— PROBLEM DETAILS —
Would you output the listing exactly, with every image omitted?

— GIVEN INFORMATION —
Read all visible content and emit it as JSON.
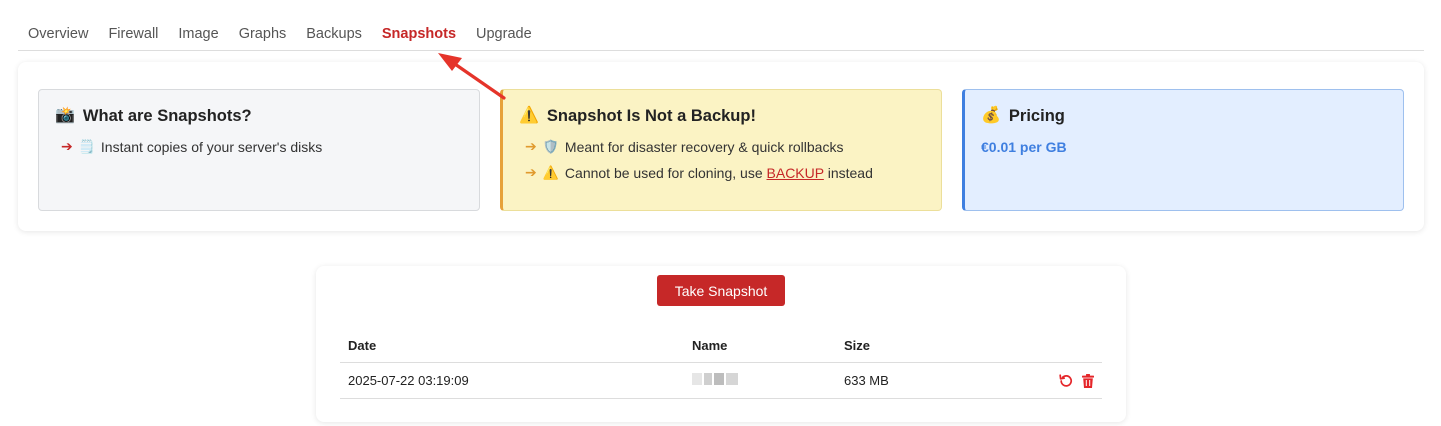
{
  "tabs": [
    "Overview",
    "Firewall",
    "Image",
    "Graphs",
    "Backups",
    "Snapshots",
    "Upgrade"
  ],
  "active_tab": "Snapshots",
  "cards": {
    "what": {
      "title": "What are Snapshots?",
      "emoji": "📸",
      "lines": [
        {
          "arrow": "➔",
          "emoji": "🗒️",
          "text": "Instant copies of your server's disks"
        }
      ]
    },
    "warning": {
      "title": "Snapshot Is Not a Backup!",
      "emoji": "⚠️",
      "line1": {
        "arrow": "➔",
        "emoji": "🛡️",
        "text": "Meant for disaster recovery & quick rollbacks"
      },
      "line2": {
        "arrow": "➔",
        "emoji": "⚠️",
        "text_before": "Cannot be used for cloning, use",
        "link": "BACKUP",
        "text_after": "instead"
      }
    },
    "pricing": {
      "title": "Pricing",
      "emoji": "💰",
      "price": "€0.01 per GB"
    }
  },
  "snapshots": {
    "take_button": "Take Snapshot",
    "columns": {
      "date": "Date",
      "name": "Name",
      "size": "Size"
    },
    "rows": [
      {
        "date": "2025-07-22 03:19:09",
        "name": "",
        "size": "633 MB"
      }
    ]
  },
  "colors": {
    "accent_red": "#c62828",
    "warn_border": "#e6a13a",
    "info_blue": "#3f7fe0"
  },
  "icons": {
    "restore": "restore-icon",
    "delete": "trash-icon"
  }
}
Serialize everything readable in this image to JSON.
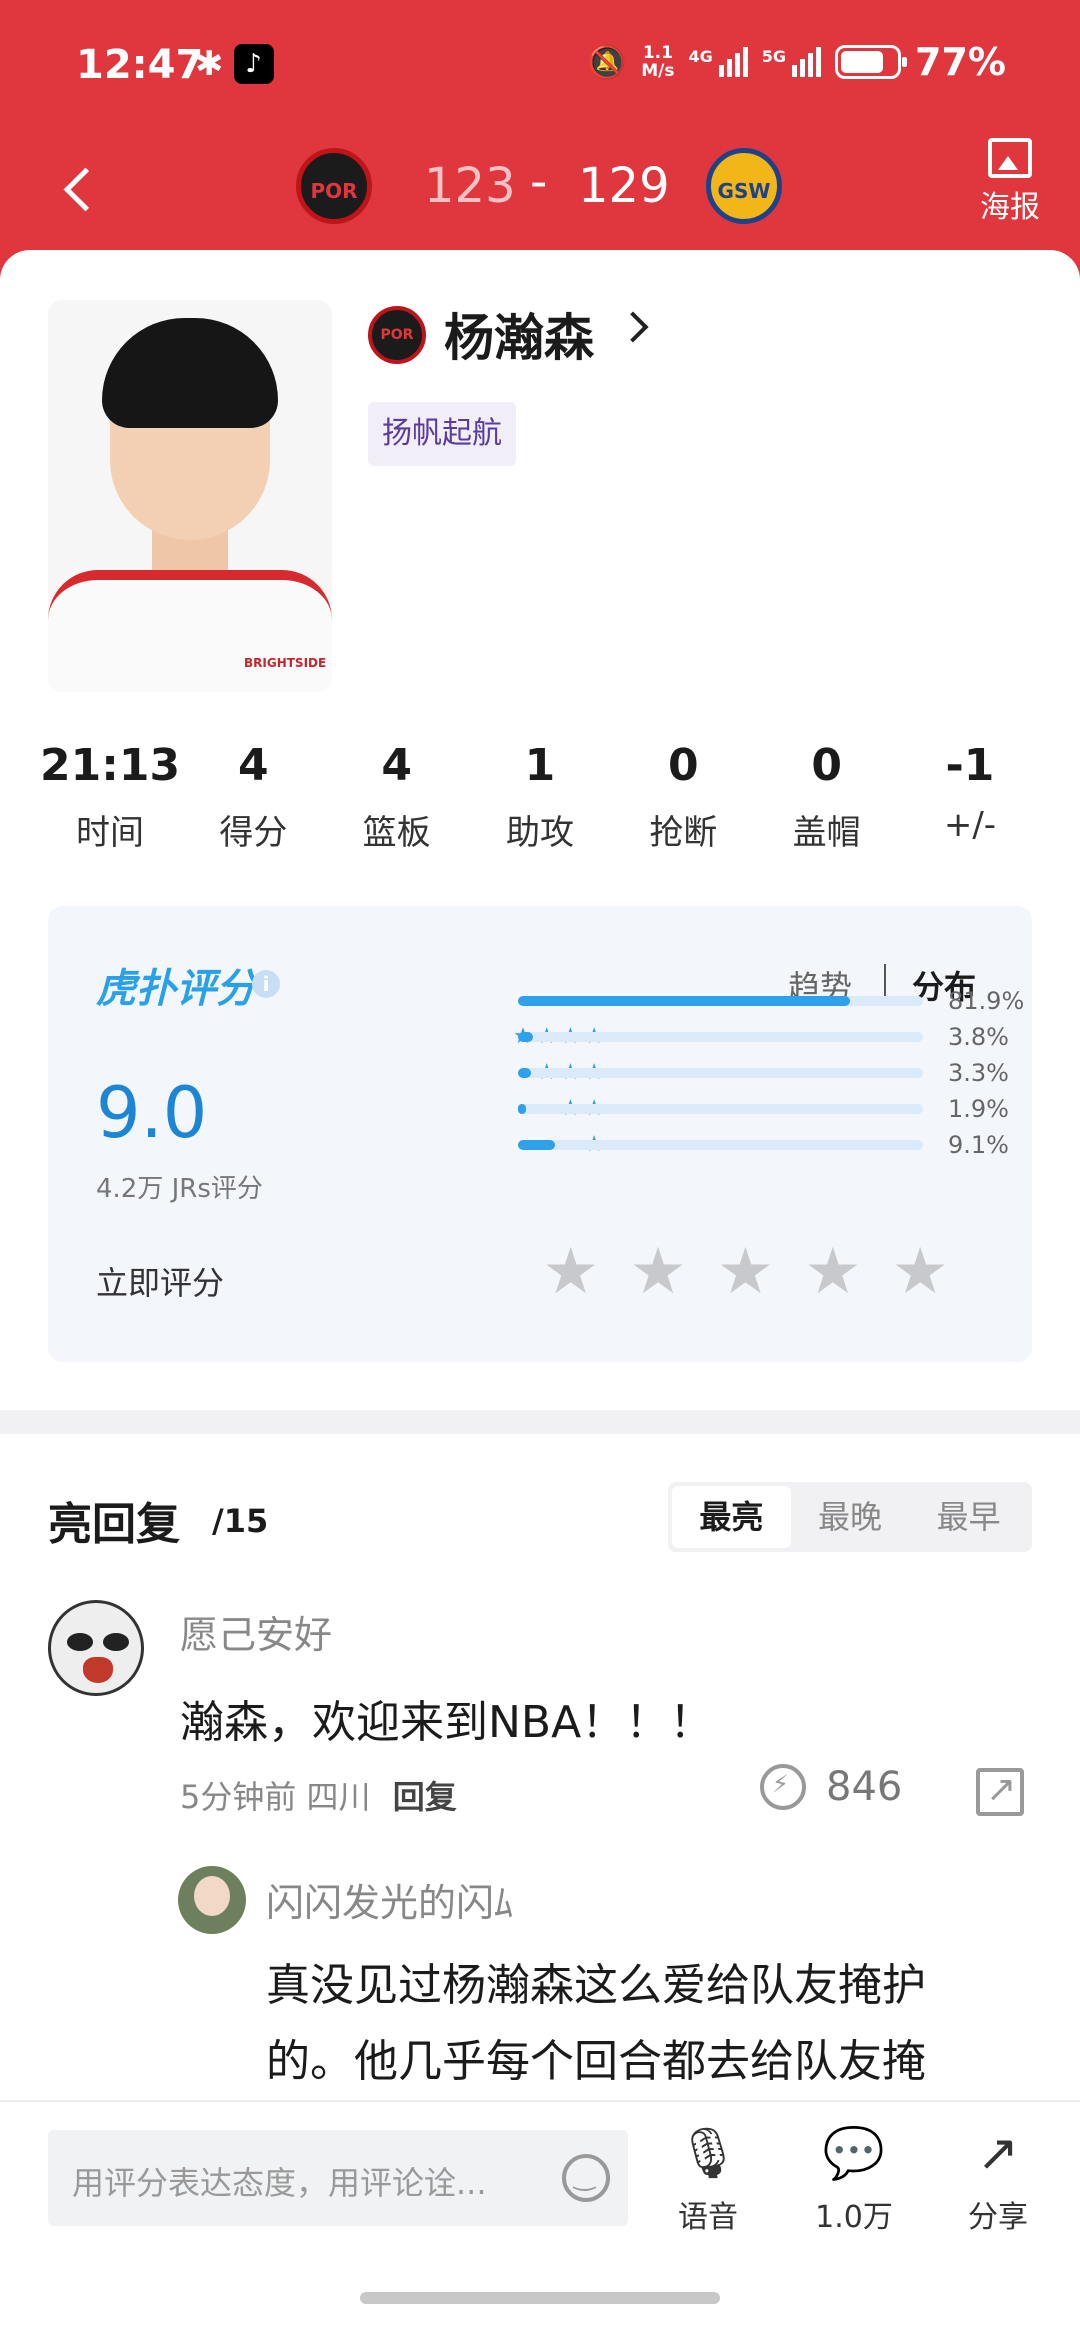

— ANSWER AREA —
Read all visible content and emit it as JSON.
{
  "tabs": [
    "Overview",
    "Firewall",
    "Image",
    "Graphs",
    "Backups",
    "Snapshots",
    "Upgrade"
  ],
  "active_tab": "Snapshots",
  "cards": {
    "what": {
      "title": "What are Snapshots?",
      "emoji": "📸",
      "lines": [
        {
          "arrow": "➔",
          "emoji": "🗒️",
          "text": "Instant copies of your server's disks"
        }
      ]
    },
    "warning": {
      "title": "Snapshot Is Not a Backup!",
      "emoji": "⚠️",
      "line1": {
        "arrow": "➔",
        "emoji": "🛡️",
        "text": "Meant for disaster recovery & quick rollbacks"
      },
      "line2": {
        "arrow": "➔",
        "emoji": "⚠️",
        "text_before": "Cannot be used for cloning, use",
        "link": "BACKUP",
        "text_after": "instead"
      }
    },
    "pricing": {
      "title": "Pricing",
      "emoji": "💰",
      "price": "€0.01 per GB"
    }
  },
  "snapshots": {
    "take_button": "Take Snapshot",
    "columns": {
      "date": "Date",
      "name": "Name",
      "size": "Size"
    },
    "rows": [
      {
        "date": "2025-07-22 03:19:09",
        "name": "",
        "size": "633 MB"
      }
    ]
  },
  "colors": {
    "accent_red": "#c62828",
    "warn_border": "#e6a13a",
    "info_blue": "#3f7fe0"
  },
  "icons": {
    "restore": "restore-icon",
    "delete": "trash-icon"
  }
}
Serialize everything readable in this image to JSON.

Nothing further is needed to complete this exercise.